Items from a dataset:
□ □ □
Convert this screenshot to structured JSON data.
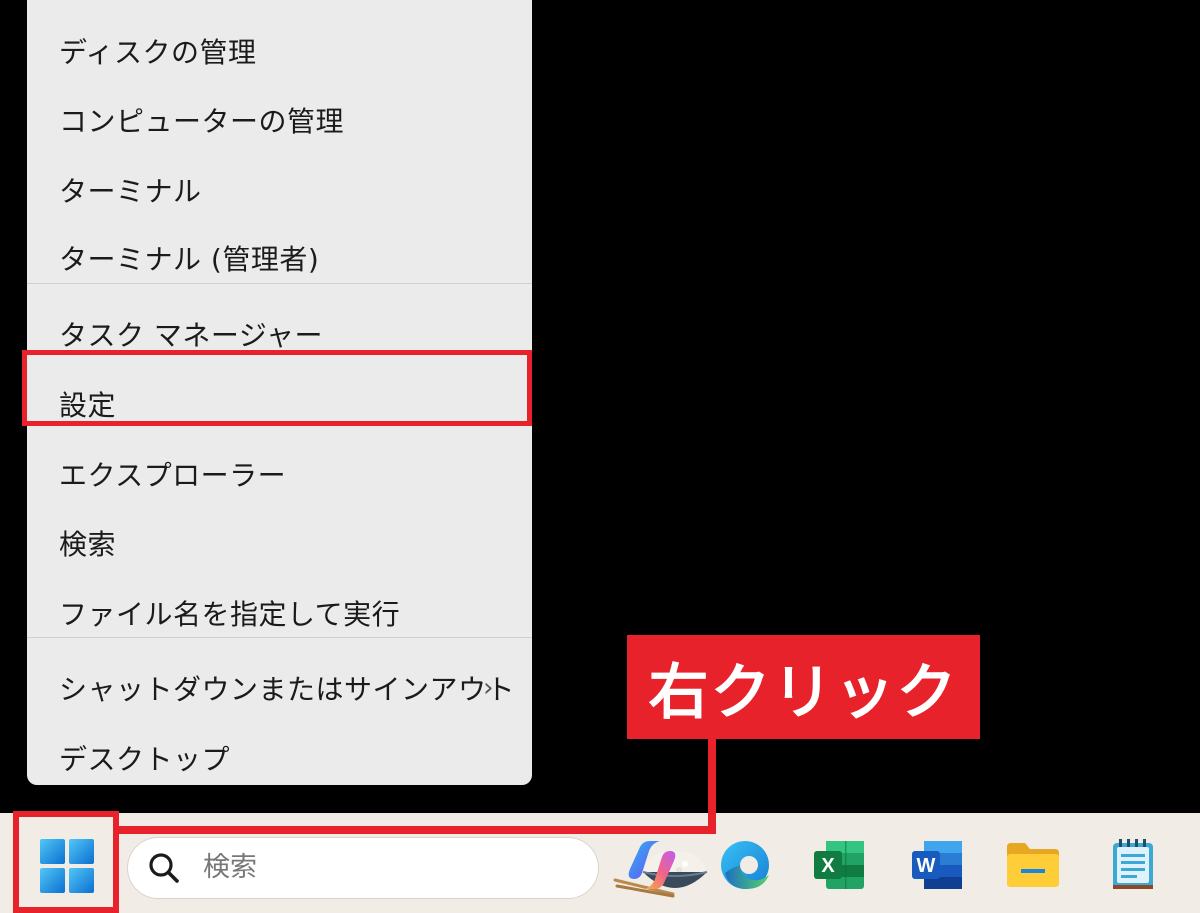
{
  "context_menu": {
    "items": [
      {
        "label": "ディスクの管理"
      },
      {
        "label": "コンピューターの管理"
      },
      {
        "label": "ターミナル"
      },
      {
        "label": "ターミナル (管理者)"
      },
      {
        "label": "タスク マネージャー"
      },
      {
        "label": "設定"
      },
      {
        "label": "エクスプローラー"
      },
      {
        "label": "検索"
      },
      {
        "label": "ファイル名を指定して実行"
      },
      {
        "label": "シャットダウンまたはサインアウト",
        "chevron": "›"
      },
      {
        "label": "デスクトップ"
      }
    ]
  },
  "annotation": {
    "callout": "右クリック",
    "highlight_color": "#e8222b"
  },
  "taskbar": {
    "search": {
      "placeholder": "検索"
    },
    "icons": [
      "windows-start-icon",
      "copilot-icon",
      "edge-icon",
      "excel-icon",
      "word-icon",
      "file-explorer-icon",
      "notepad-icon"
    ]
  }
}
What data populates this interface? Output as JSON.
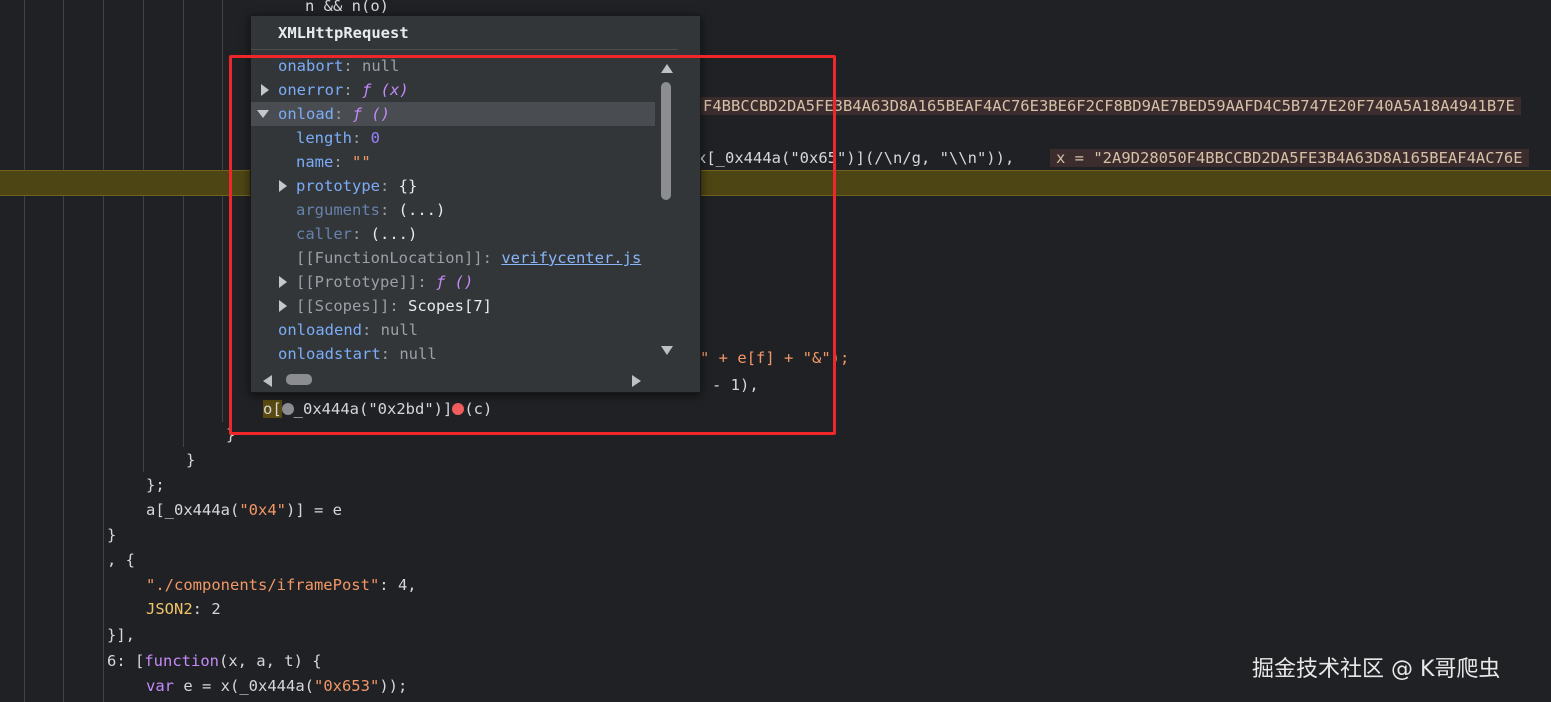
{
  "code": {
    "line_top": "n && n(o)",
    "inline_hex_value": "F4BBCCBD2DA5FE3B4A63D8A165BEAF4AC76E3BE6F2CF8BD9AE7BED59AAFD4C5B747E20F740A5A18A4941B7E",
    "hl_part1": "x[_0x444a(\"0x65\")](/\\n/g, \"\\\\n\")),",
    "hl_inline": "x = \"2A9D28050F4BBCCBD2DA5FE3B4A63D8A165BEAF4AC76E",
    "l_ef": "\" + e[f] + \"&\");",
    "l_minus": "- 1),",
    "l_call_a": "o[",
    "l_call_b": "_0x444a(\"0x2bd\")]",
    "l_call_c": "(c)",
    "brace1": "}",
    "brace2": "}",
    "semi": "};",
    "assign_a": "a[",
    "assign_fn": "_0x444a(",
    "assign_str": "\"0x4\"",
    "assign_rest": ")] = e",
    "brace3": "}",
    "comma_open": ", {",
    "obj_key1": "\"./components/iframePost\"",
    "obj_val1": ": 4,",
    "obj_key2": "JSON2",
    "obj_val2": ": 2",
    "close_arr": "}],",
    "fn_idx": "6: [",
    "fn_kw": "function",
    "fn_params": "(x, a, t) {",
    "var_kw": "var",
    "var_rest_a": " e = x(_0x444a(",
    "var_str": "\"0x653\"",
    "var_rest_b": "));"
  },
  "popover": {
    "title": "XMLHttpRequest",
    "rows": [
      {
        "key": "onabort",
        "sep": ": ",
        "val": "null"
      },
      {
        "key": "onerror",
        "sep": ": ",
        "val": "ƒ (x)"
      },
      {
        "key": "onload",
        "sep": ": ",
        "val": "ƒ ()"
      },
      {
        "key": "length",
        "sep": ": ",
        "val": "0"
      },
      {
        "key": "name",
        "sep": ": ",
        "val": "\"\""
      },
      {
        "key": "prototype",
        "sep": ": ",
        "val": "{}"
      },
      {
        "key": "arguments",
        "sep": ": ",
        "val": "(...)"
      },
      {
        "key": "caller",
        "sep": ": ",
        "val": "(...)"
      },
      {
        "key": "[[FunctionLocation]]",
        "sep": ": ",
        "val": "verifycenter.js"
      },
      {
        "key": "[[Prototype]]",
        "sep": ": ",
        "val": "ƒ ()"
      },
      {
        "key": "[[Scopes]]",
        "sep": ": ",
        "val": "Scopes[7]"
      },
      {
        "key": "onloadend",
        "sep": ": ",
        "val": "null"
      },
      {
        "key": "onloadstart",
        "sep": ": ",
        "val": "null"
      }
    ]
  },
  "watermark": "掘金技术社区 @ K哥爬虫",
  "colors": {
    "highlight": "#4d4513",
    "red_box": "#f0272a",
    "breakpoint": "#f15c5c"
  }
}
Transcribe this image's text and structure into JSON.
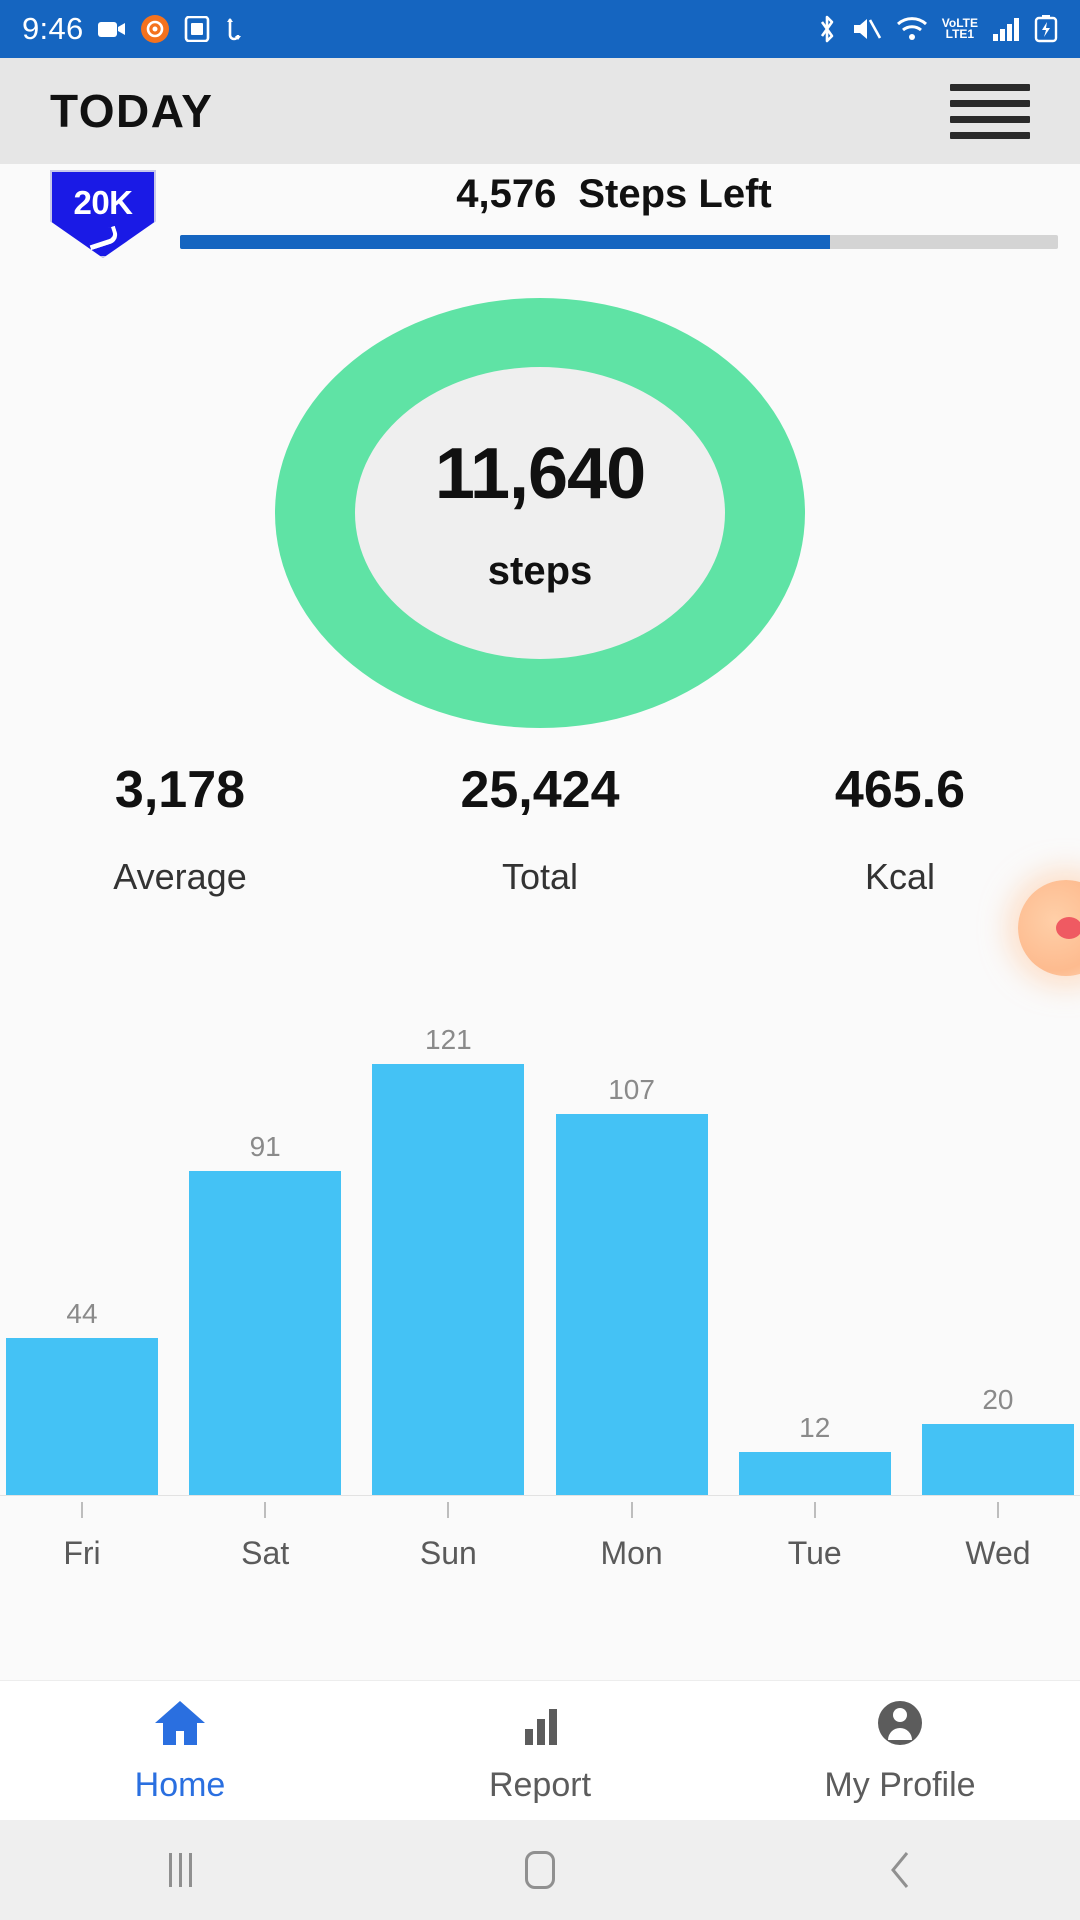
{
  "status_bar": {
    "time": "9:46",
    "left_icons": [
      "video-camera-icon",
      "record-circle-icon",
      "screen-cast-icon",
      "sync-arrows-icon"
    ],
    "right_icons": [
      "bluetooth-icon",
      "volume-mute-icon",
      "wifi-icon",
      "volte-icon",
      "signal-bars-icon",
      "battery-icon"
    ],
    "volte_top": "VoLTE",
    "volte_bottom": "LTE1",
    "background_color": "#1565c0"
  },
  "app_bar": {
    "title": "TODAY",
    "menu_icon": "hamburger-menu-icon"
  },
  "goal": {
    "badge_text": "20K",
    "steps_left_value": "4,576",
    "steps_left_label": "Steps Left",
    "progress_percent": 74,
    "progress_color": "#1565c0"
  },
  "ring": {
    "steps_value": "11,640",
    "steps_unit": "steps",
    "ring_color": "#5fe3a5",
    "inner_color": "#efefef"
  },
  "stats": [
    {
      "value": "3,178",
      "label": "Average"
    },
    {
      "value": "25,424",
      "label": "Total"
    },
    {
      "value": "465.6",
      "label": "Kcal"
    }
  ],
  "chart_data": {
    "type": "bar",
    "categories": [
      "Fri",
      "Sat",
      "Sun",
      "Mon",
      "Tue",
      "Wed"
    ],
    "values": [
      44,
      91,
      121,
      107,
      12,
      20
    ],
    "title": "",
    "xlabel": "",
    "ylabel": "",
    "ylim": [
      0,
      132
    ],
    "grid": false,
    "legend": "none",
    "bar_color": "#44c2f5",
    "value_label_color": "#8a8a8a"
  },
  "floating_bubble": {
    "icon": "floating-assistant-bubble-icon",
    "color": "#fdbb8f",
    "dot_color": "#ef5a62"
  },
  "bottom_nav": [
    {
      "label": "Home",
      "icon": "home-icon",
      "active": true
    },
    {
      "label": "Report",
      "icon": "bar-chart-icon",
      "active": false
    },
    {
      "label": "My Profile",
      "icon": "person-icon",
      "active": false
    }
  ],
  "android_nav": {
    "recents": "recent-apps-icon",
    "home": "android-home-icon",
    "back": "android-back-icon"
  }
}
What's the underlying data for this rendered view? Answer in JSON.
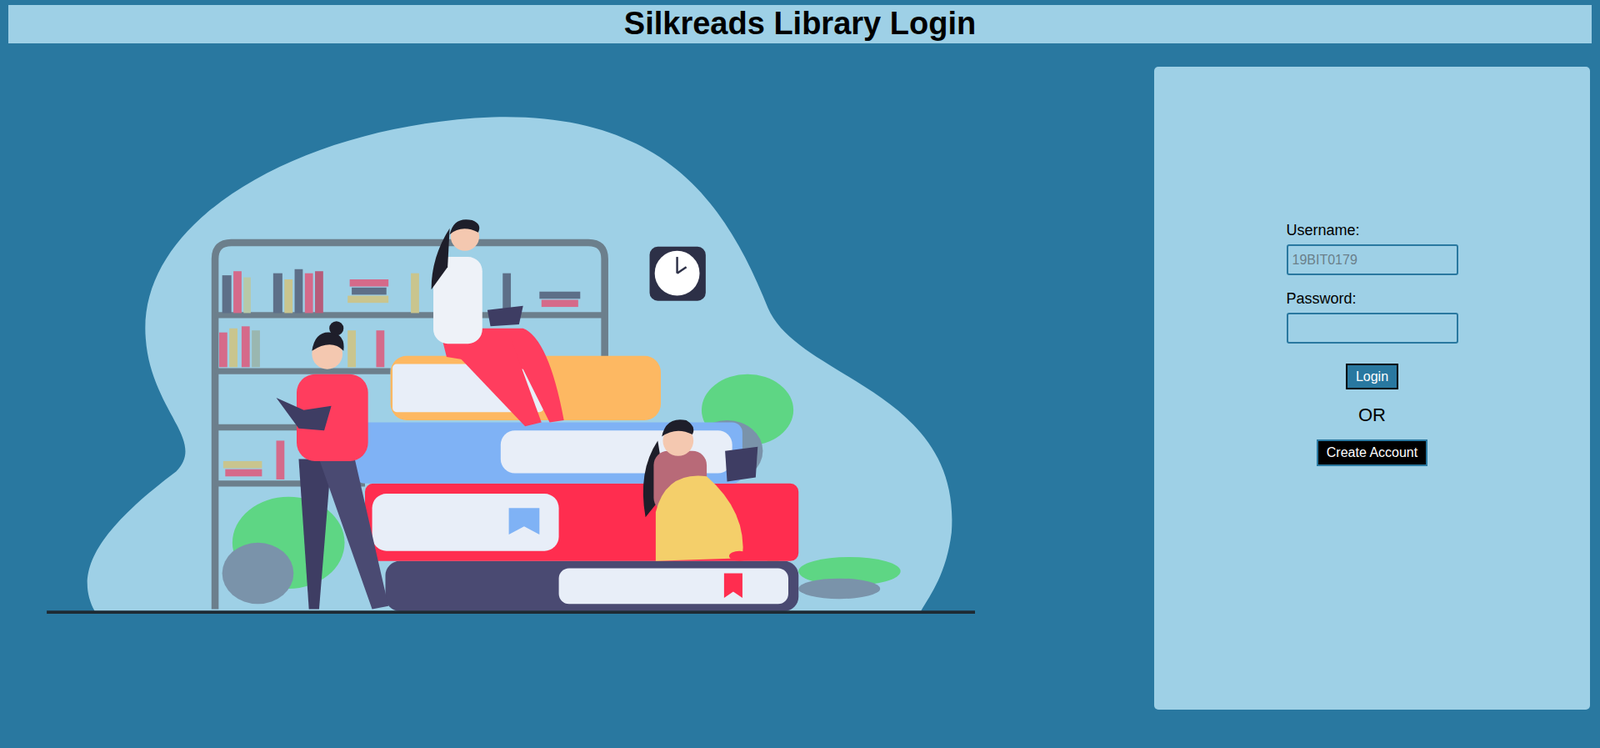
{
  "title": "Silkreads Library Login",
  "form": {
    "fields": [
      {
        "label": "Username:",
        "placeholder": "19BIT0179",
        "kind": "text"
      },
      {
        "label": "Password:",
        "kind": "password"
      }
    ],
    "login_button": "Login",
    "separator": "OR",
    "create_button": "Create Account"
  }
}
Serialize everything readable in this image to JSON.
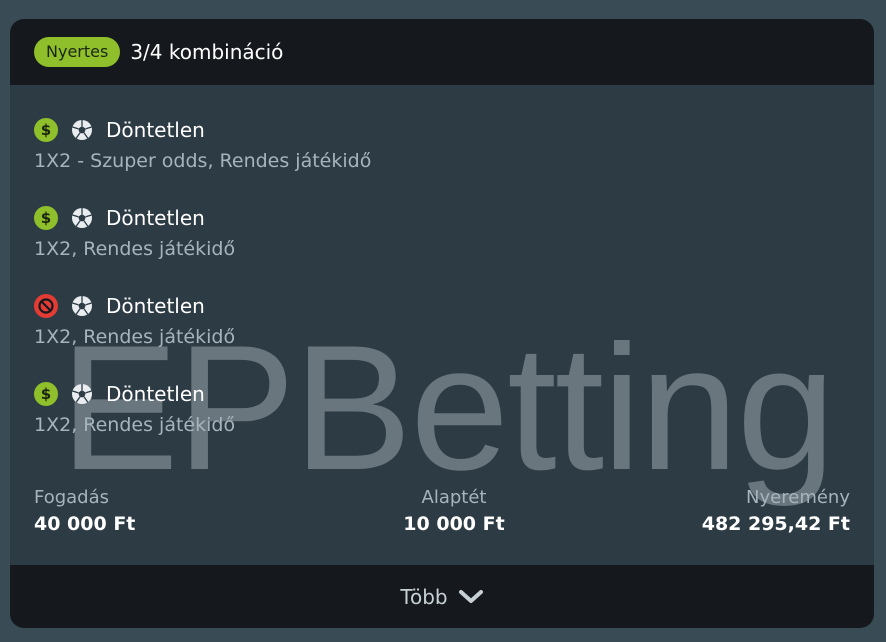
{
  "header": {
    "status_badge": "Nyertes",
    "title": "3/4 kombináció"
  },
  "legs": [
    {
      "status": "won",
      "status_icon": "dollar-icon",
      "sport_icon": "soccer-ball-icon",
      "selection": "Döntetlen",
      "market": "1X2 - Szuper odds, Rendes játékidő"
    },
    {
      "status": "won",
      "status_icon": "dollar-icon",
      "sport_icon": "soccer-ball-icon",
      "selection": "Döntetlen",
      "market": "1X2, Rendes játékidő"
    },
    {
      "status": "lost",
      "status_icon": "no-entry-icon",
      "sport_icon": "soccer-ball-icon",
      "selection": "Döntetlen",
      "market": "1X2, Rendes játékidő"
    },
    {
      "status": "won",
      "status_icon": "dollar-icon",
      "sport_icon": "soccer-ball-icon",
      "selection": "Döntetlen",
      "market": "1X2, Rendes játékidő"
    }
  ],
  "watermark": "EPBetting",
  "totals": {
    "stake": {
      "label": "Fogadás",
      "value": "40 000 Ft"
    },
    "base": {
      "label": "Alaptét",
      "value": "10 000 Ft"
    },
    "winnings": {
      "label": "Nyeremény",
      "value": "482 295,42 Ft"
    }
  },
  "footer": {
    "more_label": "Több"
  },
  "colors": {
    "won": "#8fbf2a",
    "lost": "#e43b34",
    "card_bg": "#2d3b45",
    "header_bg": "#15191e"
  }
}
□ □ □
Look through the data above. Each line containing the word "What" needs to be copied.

**RESULT FOR THIS TASK**
What data populates this interface? Output as JSON.
What's the underlying data for this rendered view? Answer in JSON.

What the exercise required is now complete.